Somchai Witsetsingh, 40, killed Adam Lloyd, 25, of Torquay, and Vanessa Arscott, 23, of Ashburton, Devon, in 2004, after a row at his restaurant.
A judge in Kanchanaburi, west of Bangkok, sentenced him to life in jail.
Outside the court Mr Lloyd's father, Brian, said: "No form of punishment will ever bring our children back."
"We trust that the sentence given to the butcher will be served in full.
"He showed them no mercy and cannot expect us to give him any mercy."
Witsetsingh was given two life sentences for the killings and convicted on two separate weapons charges.
He had faced the death sentence but Judge Dilok Boonthawinant said a confession to police - later claimed to have been given under duress - reduced it to life imprisonment.
Miss Arscott's father, Graham Arscott, also in Thailand for the sentencing, welcomed the verdict.
He told Sky News: "We feel the verdict recognises the cold-blooded and callous way he ended our children's lives with as much compassion as would be shown to a rabid dog."
Miss Arscott's grandmother, Eileen Arscott, of Kingsteignton, south Devon, said: "I hate him, he killed my granddaughter and her boyfriend for no reason at all".
During the trial, Witsetsingh changed his story and claimed an informant had killed the young couple.
But the judge said several witnesses had seen Somchai's car at the scene and seen him with the two backpackers.
"The witnesses' testimony was credible.
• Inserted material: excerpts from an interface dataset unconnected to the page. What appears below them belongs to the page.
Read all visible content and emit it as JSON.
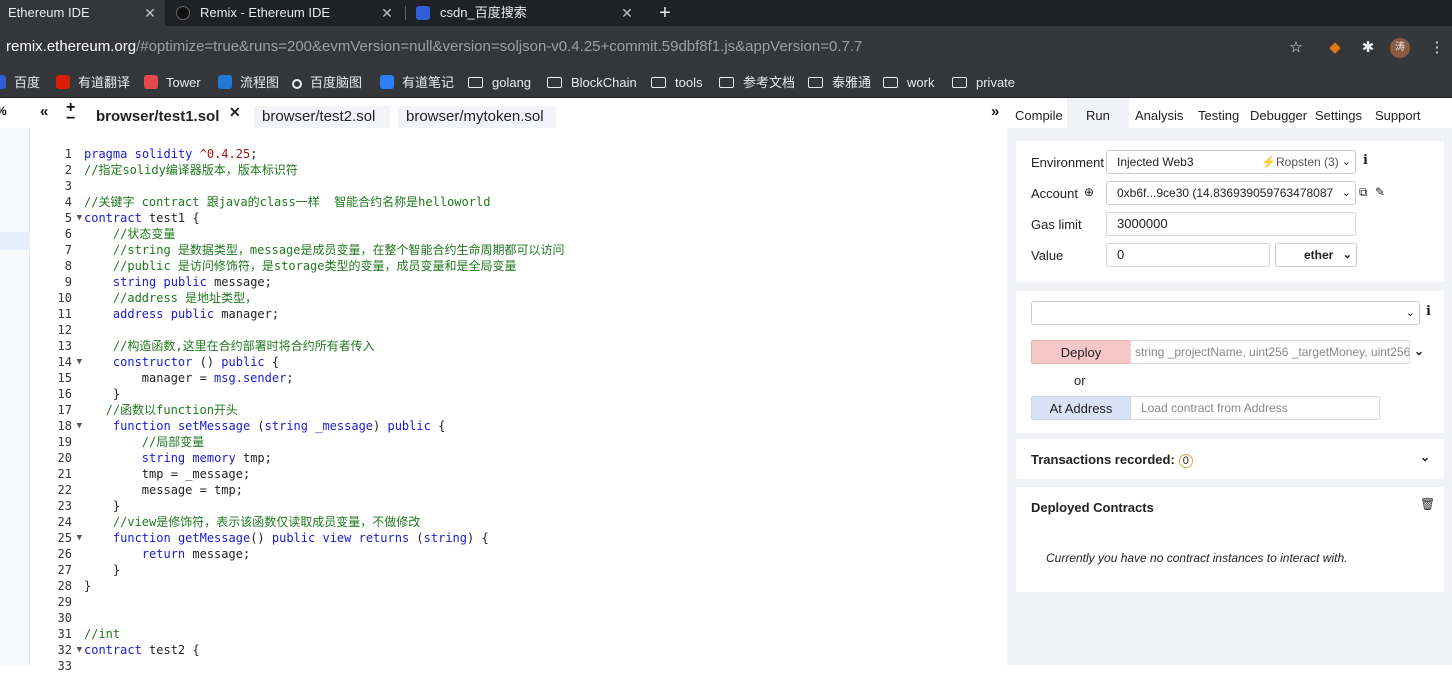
{
  "browser": {
    "tabs": [
      {
        "title": "Ethereum IDE",
        "close": "✕"
      },
      {
        "title": "Remix - Ethereum IDE",
        "close": "✕"
      },
      {
        "title": "csdn_百度搜索",
        "close": "✕"
      }
    ],
    "new_tab": "+",
    "url_host": "remix.ethereum.org",
    "url_rest": "/#optimize=true&runs=200&evmVersion=null&version=soljson-v0.4.25+commit.59dbf8f1.js&appVersion=0.7.7",
    "avatar_text": "涛",
    "bookmarks": [
      "百度",
      "有道翻译",
      "Tower",
      "流程图",
      "百度脑图",
      "有道笔记",
      "golang",
      "BlockChain",
      "tools",
      "参考文档",
      "泰雅通",
      "work",
      "private"
    ]
  },
  "editor": {
    "tabs": [
      "browser/test1.sol",
      "browser/test2.sol",
      "browser/mytoken.sol"
    ],
    "tab_close": "✕",
    "toolbar": {
      "collapse": "«",
      "zoom_in": "+",
      "zoom_out": "−",
      "expand": "»"
    },
    "line_numbers": [
      "1",
      "2",
      "3",
      "4",
      "5",
      "6",
      "7",
      "8",
      "9",
      "10",
      "11",
      "12",
      "13",
      "14",
      "15",
      "16",
      "17",
      "18",
      "19",
      "20",
      "21",
      "22",
      "23",
      "24",
      "25",
      "26",
      "27",
      "28",
      "29",
      "30",
      "31",
      "32",
      "33"
    ]
  },
  "run_panel": {
    "nav_tabs": [
      "Compile",
      "Run",
      "Analysis",
      "Testing",
      "Debugger",
      "Settings",
      "Support"
    ],
    "environment_label": "Environment",
    "environment_value": "Injected Web3",
    "network": "Ropsten (3)",
    "account_label": "Account",
    "account_value": "0xb6f...9ce30 (14.836939059763478087",
    "gas_limit_label": "Gas limit",
    "gas_limit_value": "3000000",
    "value_label": "Value",
    "value_amount": "0",
    "value_unit": "ether",
    "deploy_label": "Deploy",
    "deploy_args_placeholder": "string _projectName, uint256 _targetMoney, uint256",
    "or_text": "or",
    "at_address_label": "At Address",
    "at_address_placeholder": "Load contract from Address",
    "transactions_label": "Transactions recorded:",
    "transactions_count": "0",
    "deployed_label": "Deployed Contracts",
    "no_instances": "Currently you have no contract instances to interact with."
  }
}
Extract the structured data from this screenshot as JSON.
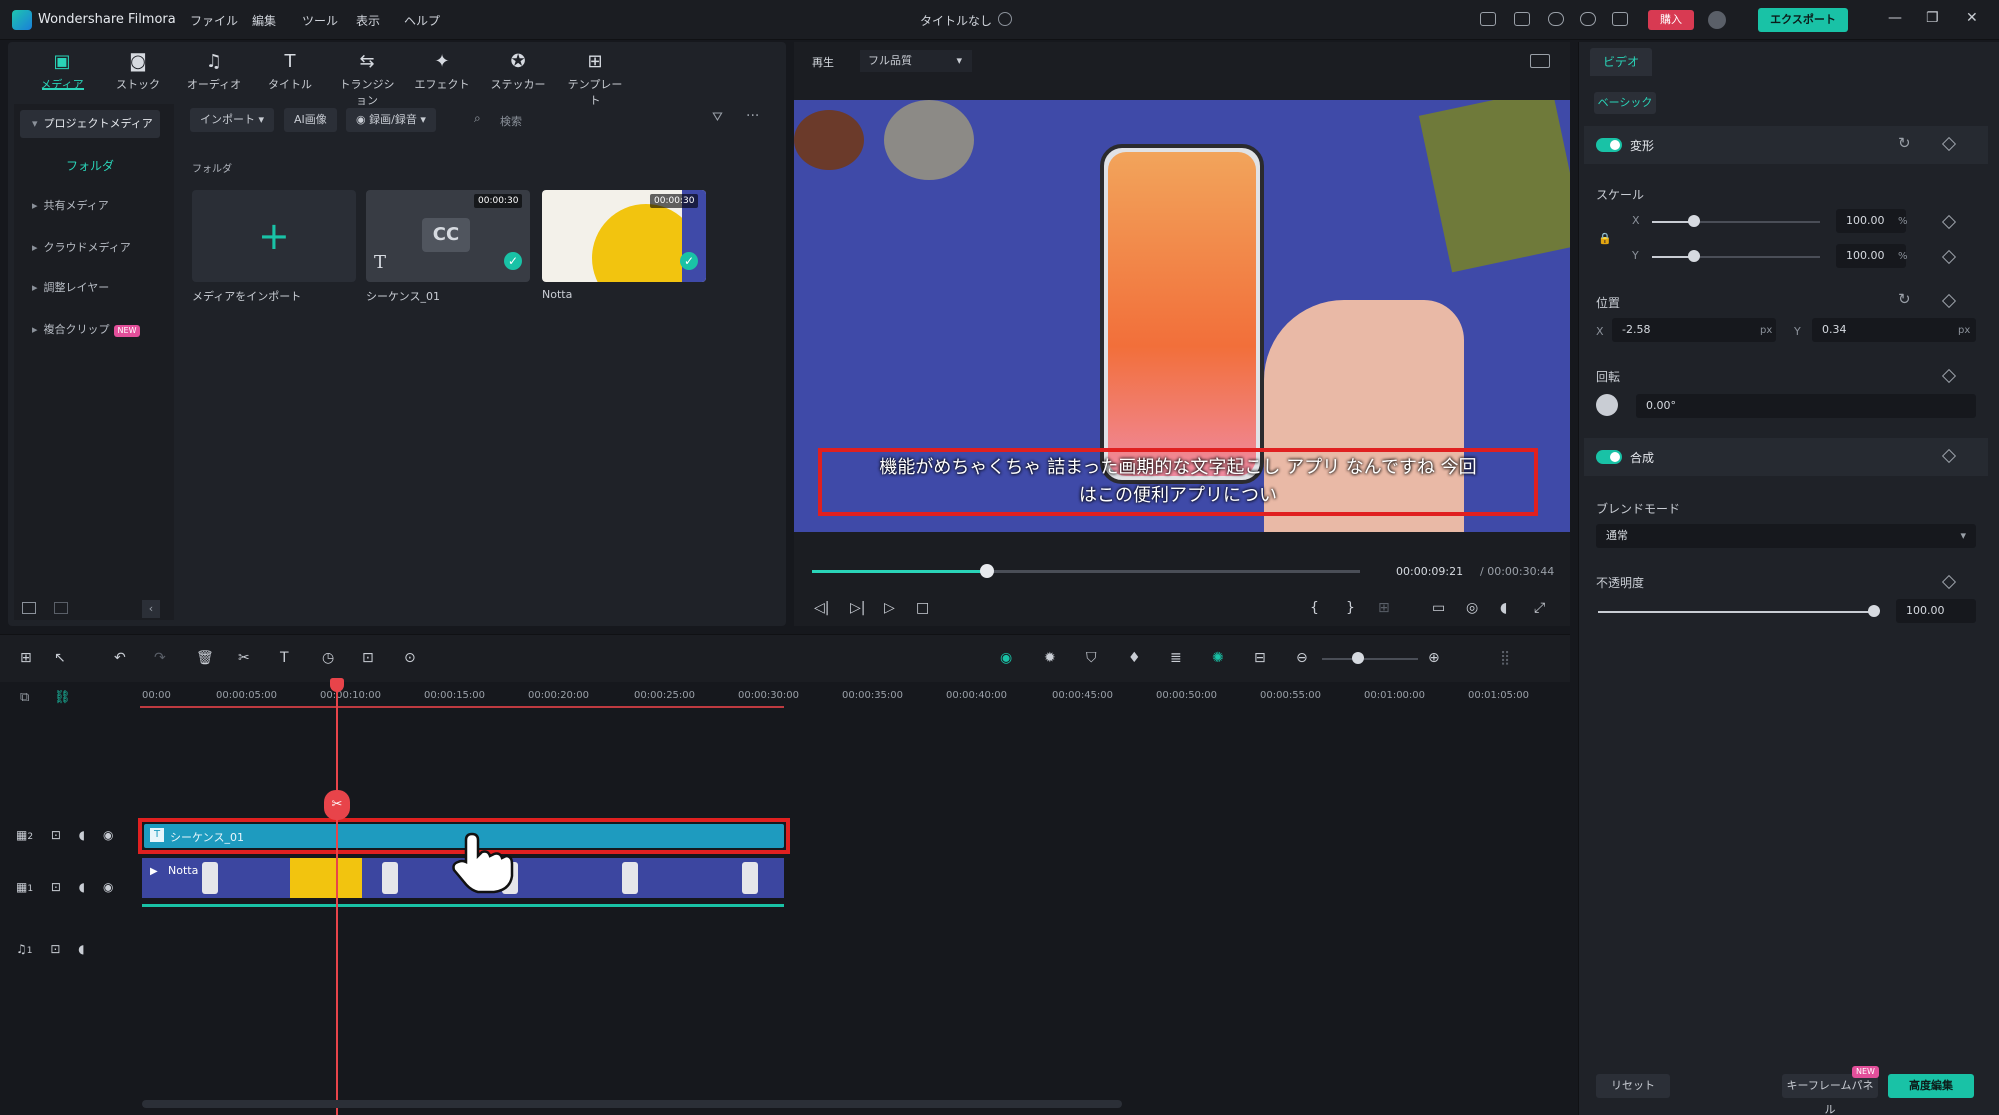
{
  "titlebar": {
    "app_name": "Wondershare Filmora",
    "menus": [
      "ファイル",
      "編集",
      "ツール",
      "表示",
      "ヘルプ"
    ],
    "document_title": "タイトルなし",
    "buy_label": "購入",
    "export_label": "エクスポート"
  },
  "toolbar_tabs": [
    {
      "label": "メディア",
      "icon": "media-icon"
    },
    {
      "label": "ストック",
      "icon": "stock-icon"
    },
    {
      "label": "オーディオ",
      "icon": "music-note-icon"
    },
    {
      "label": "タイトル",
      "icon": "title-T-icon"
    },
    {
      "label": "トランジション",
      "icon": "transition-icon"
    },
    {
      "label": "エフェクト",
      "icon": "effect-icon"
    },
    {
      "label": "ステッカー",
      "icon": "sticker-icon"
    },
    {
      "label": "テンプレート",
      "icon": "template-icon"
    }
  ],
  "left_nav": {
    "project_media": "プロジェクトメディア",
    "folder": "フォルダ",
    "items": [
      "共有メディア",
      "クラウドメディア",
      "調整レイヤー",
      "複合クリップ"
    ],
    "new_badge": "NEW"
  },
  "media_toolbar": {
    "import": "インポート",
    "ai_image": "AI画像",
    "record": "録画/録音",
    "search_placeholder": "検索"
  },
  "media_grid": {
    "heading": "フォルダ",
    "items": [
      {
        "label": "メディアをインポート",
        "duration": ""
      },
      {
        "label": "シーケンス_01",
        "duration": "00:00:30"
      },
      {
        "label": "Notta",
        "duration": "00:00:30"
      }
    ]
  },
  "preview": {
    "tab": "再生",
    "quality": "フル品質",
    "caption_line1": "機能がめちゃくちゃ 詰まった画期的な文字起こし アプリ なんですね 今回",
    "caption_line2": "はこの便利アプリについ",
    "time_current": "00:00:09:21",
    "time_total": "/ 00:00:30:44",
    "progress": 0.32
  },
  "properties": {
    "tab_video": "ビデオ",
    "tab_basic": "ベーシック",
    "transform": "変形",
    "scale": "スケール",
    "scale_x": "100.00",
    "scale_y": "100.00",
    "percent": "%",
    "position": "位置",
    "pos_x": "-2.58",
    "pos_y": "0.34",
    "px": "px",
    "rotation": "回転",
    "rotation_value": "0.00°",
    "composite": "合成",
    "blend_mode": "ブレンドモード",
    "blend_value": "通常",
    "opacity": "不透明度",
    "opacity_value": "100.00",
    "reset": "リセット",
    "keyframe_panel": "キーフレームパネル",
    "advanced_edit": "高度編集",
    "new_badge": "NEW"
  },
  "timeline": {
    "ticks": [
      "00:00",
      "00:00:05:00",
      "00:00:10:00",
      "00:00:15:00",
      "00:00:20:00",
      "00:00:25:00",
      "00:00:30:00",
      "00:00:35:00",
      "00:00:40:00",
      "00:00:45:00",
      "00:00:50:00",
      "00:00:55:00",
      "00:01:00:00",
      "00:01:05:00"
    ],
    "track2_label": "2",
    "track1_label": "1",
    "audio_label": "1",
    "caption_clip": "シーケンス_01",
    "video_clip": "Notta"
  },
  "colors": {
    "accent": "#19c2a6",
    "highlight_red": "#e02020",
    "playhead": "#e8444a"
  }
}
None of these witnesses had any reason for bias against the accused," the judge said.
Somchai murdered Adam Lloyd then ran over Vanessa Arscott
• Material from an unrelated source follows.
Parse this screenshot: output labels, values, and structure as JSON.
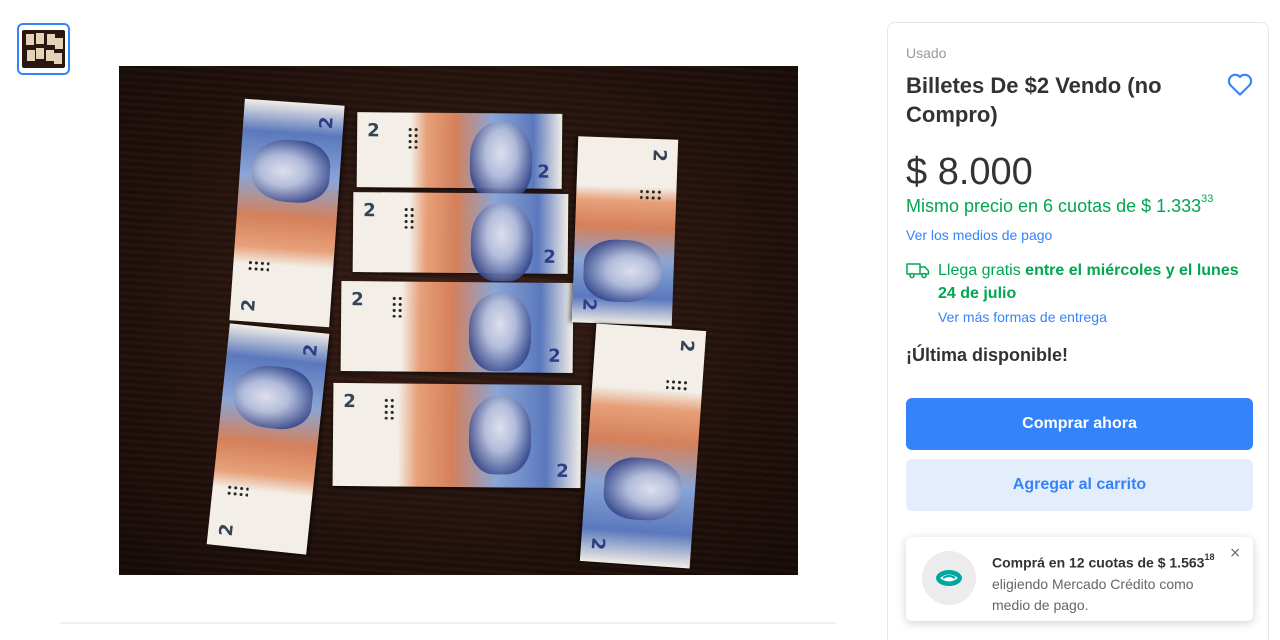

Witsetsingh, who surrendered to the authorities on 7 October, told the court he shot Mr Lloyd after the Briton spat in his face during an argument.
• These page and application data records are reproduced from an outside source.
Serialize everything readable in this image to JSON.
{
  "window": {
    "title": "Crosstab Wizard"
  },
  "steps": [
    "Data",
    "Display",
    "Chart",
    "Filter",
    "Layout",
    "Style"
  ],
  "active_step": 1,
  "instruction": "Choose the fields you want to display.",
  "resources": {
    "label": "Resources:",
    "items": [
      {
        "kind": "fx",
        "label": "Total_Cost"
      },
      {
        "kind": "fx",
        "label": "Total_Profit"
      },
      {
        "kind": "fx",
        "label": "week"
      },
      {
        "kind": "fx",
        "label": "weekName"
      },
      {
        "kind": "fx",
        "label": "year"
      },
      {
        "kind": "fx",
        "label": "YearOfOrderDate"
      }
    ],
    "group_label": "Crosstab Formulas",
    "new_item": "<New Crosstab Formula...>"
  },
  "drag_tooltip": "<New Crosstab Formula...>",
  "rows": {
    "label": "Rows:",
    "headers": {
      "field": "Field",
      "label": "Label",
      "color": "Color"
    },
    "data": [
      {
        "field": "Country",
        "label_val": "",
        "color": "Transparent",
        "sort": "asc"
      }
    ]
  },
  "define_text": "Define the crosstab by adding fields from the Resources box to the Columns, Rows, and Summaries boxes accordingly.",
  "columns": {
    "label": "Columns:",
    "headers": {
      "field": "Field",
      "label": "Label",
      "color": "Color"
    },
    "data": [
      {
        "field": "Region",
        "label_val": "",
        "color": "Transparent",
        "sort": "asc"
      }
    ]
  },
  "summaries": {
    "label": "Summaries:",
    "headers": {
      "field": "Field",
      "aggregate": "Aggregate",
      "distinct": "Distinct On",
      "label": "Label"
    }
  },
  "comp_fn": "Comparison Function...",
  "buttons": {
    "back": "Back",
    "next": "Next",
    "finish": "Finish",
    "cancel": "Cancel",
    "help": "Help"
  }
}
He claimed he had not met them before the row outside the restaurant but photos later recovered from Miss Arscott's camera showed him kissing her cheek.
He said he had not intended to kill Miss Arscott, whom he hit with his car as she tried to stop him from fleeing and then shot in a panic.
'Two dear kids'
The killing happened near the bridge over the River Kwai, where Japanese troops used World War II prisoners to build a railway .
Miss Arscott's mother Joyce, who flew out to Thailand with her younger sister Alyssa on Tuesday night, said: "They were two dear kids. They had a wonderful holiday and said what a lovely country it was, what lovely people they met.
"Although they were looking forward to coming home, they said 'Thailand has been like a home to us'."
Miss Arscott and Mr Lloyd had been travelling in Thailand for two months. They were killed two days before they were to fly home.